For those of you who brave the back roads and highways, I salute you. You can safely tune back into your routine of picking beer bottle glass from your tires, charging your headlight batteries, wiping roadkill off your downtube, and taking a stout swig of whatever it is that gives you the courage to ride the next day.
Those of you readers who live in the city* and commute there, I've decided to give you a brief glimpse into the life of a rural commuter. This is strictly anecdotal, but please remember, this is as accurate as I could make it without scaring the kids.
I've spent a lot of time over the last year thinking about what I'm going to do about cycling. For those who don't know, I was hit by a car and had a full femur rod and hip pin put in last July. I'm as normal as I'm going to get, but I can no longer ride my bike 100+ miles a week like I was, for several reasons.
So this leaves me with a predicament. How do I stay in shape if I can't ride every day? I hit the indoor bike trainer. Now, for someone who loves to ride, the indoor trainer is the equivalent to being punished in the corner. On your knees.
To keep from being bored to death riding in your living room, you need something to watch or make it interesting. Up until now, I've been watching cycling videos on Vimeo, or maybe catch a cycling documentary on Netflix.
Then I discovered TheSufferfest. Would you think of something called "Sufferfest" to be fun? Well, it kind of is, and kind of isn't. It's fun, in that I get something interesting to watch while I ride, along with training intervals and some pretty good music. It's not fun, in that if you do it right, you will end up with your lungs on the floor, next to your lunch.

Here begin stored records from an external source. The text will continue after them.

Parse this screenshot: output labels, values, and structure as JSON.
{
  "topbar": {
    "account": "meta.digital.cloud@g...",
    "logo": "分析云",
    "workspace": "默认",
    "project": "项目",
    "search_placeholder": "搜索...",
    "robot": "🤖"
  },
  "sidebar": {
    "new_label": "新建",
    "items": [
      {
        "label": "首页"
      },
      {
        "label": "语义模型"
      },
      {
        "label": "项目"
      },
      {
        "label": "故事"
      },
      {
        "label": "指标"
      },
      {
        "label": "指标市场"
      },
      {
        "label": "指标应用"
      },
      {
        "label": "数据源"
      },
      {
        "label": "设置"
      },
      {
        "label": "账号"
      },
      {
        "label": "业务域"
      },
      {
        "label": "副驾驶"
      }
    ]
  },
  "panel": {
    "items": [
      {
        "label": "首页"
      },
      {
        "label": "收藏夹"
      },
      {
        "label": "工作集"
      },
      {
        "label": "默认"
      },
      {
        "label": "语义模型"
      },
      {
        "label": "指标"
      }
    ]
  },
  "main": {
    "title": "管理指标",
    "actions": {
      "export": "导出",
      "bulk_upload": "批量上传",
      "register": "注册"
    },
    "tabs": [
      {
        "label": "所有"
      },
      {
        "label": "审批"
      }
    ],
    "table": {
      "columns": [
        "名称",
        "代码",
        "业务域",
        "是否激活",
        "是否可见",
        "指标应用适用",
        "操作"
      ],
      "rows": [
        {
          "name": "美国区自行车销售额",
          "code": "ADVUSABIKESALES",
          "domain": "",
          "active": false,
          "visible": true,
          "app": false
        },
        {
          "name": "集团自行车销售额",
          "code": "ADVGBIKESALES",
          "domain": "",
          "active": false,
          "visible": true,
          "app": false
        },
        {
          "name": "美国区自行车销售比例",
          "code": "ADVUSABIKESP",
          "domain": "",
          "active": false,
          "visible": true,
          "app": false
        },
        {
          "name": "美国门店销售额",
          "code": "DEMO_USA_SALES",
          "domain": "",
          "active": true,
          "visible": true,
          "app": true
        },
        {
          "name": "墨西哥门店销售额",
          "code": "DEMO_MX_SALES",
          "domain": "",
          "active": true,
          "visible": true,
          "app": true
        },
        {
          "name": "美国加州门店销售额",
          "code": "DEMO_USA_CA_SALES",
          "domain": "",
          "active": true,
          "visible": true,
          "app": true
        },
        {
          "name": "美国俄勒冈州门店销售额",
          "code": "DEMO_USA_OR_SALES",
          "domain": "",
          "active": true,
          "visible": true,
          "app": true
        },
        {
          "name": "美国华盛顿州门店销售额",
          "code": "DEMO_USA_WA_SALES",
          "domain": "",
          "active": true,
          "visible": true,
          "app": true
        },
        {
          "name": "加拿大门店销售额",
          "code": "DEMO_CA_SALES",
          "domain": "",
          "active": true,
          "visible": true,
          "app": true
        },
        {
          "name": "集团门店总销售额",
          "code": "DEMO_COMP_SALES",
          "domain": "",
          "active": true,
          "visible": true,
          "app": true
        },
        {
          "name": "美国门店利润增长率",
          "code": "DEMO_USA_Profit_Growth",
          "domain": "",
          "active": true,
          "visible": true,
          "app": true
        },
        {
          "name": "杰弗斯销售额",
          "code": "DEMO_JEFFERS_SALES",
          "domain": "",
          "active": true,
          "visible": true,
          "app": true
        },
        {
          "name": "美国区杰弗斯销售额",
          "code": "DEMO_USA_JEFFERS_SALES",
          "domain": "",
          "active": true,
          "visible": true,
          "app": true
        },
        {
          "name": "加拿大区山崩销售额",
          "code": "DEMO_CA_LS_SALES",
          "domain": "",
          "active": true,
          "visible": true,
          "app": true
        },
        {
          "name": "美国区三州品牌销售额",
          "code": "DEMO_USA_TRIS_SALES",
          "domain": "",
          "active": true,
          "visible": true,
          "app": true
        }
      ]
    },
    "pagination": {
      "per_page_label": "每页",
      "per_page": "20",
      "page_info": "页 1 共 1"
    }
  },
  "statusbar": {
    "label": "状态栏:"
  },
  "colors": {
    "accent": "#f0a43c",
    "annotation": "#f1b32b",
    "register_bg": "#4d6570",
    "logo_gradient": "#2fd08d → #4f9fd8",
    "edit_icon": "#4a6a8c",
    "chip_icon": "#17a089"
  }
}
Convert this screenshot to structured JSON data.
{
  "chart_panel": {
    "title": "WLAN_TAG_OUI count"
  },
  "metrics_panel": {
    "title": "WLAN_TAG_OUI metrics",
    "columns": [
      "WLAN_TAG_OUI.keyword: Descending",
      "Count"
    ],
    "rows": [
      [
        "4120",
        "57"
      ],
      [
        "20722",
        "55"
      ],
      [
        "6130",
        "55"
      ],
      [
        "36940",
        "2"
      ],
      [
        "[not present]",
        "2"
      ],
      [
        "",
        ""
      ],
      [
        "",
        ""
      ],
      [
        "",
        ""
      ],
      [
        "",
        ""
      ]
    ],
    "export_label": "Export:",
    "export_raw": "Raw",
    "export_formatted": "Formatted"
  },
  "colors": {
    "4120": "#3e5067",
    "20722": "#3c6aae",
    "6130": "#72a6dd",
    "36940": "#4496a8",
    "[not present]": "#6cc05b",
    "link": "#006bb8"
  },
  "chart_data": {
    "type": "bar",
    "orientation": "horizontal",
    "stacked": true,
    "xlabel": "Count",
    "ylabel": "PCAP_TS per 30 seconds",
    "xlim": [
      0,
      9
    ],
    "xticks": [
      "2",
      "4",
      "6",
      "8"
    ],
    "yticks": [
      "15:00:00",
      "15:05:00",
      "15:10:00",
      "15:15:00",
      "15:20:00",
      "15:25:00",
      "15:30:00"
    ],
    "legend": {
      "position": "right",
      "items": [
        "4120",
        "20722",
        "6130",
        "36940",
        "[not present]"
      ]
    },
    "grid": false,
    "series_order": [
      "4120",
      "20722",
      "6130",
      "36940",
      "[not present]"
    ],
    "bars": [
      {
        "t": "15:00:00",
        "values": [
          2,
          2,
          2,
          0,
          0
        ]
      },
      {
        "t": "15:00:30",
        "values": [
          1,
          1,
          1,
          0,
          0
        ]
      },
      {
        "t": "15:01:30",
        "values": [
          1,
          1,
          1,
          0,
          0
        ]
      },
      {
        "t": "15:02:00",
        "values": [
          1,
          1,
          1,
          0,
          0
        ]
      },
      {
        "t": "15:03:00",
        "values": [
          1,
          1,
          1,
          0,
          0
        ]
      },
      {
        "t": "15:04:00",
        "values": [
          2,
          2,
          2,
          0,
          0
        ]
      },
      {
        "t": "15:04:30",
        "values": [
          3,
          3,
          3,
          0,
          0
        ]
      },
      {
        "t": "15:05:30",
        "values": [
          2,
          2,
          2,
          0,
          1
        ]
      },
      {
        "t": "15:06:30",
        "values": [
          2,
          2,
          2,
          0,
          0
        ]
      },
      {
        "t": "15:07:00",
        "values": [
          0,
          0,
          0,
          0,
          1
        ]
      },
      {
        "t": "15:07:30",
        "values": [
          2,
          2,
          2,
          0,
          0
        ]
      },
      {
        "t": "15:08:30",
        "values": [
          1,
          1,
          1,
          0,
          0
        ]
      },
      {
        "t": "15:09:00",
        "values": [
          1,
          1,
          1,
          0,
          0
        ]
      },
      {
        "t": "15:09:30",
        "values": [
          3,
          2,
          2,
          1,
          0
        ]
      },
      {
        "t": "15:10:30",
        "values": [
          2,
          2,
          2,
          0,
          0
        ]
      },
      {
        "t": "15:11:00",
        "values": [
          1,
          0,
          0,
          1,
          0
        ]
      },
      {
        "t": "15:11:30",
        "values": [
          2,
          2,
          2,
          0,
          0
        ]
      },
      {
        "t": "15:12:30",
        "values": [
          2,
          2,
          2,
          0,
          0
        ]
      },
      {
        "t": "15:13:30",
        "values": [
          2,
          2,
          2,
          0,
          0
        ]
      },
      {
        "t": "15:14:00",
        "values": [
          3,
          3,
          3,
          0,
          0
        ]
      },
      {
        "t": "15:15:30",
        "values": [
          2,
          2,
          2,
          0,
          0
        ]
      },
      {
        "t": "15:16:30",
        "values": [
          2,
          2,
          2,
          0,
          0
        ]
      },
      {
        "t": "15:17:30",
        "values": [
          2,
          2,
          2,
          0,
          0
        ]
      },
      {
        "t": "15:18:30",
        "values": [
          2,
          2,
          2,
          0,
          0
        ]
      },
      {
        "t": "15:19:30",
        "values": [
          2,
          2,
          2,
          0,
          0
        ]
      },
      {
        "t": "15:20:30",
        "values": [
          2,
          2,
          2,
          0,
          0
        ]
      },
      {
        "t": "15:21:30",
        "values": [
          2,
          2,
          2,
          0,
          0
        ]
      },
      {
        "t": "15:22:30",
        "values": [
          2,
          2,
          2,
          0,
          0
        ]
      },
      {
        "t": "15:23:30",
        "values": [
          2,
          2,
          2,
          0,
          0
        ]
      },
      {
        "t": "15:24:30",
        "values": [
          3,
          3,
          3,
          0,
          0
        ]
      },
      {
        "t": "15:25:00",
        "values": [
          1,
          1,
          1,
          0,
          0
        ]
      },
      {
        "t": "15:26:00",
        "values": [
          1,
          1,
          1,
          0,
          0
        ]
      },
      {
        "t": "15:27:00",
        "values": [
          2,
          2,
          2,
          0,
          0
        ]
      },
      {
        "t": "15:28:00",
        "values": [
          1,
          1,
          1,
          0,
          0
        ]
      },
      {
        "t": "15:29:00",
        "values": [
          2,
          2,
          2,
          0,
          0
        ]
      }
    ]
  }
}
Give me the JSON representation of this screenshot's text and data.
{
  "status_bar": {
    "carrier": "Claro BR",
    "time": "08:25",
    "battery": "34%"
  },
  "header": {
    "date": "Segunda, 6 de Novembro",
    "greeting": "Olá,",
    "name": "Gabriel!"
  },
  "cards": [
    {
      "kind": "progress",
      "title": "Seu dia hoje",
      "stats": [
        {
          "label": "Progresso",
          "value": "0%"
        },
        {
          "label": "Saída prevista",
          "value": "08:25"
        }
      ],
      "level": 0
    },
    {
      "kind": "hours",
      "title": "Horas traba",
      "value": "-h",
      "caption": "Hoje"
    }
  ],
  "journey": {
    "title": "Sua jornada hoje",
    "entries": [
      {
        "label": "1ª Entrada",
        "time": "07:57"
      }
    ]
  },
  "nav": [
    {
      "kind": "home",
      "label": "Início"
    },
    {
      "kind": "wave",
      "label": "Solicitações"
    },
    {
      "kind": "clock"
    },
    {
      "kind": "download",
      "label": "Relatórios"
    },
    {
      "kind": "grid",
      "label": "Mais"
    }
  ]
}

I downloaded the video called Local Hero, which puts you in the role of the Sufferlandrian cyclist trying to win the UCI Road Cycling World Championships in Geelong, Australia. You start off with a relatively easy Cyclocross race to warm up. Then you go into interval training, which is basically 6-minute bursts of intense effort broken up with shorter rest periods.
The video is an hour and twenty-five minutes. You get a 5-minute warm up, 3 minutes of gradually increasing effort (then a rest), 25 minutes of pyramid intervals, 25 minutes of gradually increasing steady intervals, 4 minutes of all-out sprint practices, and a 5-minute cool down. The rest of the time is credits and funny/snide commentary.
Part of my reason for getting this video was because I can no longer ride to work. I have been forced to maximize my time on the trainer, as I can't get in the miles I used to. So, the question is, is it worth it?
Well, I'm here to say that it does indeed work. Granted, you can only get out of a workout what you put into it. But it is interesting enough to watch many times, and the actual workout is hard enough that you will definitely benefit from it.
Music: Mostly alt rock, with some really catchy tunes. I didn't like how the sound effects interrupt, but it's not too bad.
Video: Really good quality footage. It works well, and is well edited. Some of the taunts are a little cheesy, but hey, it's all the Sufferlandrian Embassy could afford.
Production: Well, I have to be honest. It could be better- it lacks a little polish- but it's not bad, either. Probably better than I could have done.
Complaints: It's kind of hard to judge the difference between "7" effort and "7.5" effort. Since it's all relative, it makes it tough to really be consistent. However, it depends on your trainer stand, the gearing on your bike, and so on.
Likes: If you do the workout, it's hard... really hard. Doing intervals and sprints for close to 90 minutes is brutal, any way you look at it. The scenery and footage is excellent, and the workout is fun (in a sadistic kind of way).
Overall, it's a fun video, and I'm looking forward to more from The Sufferfest!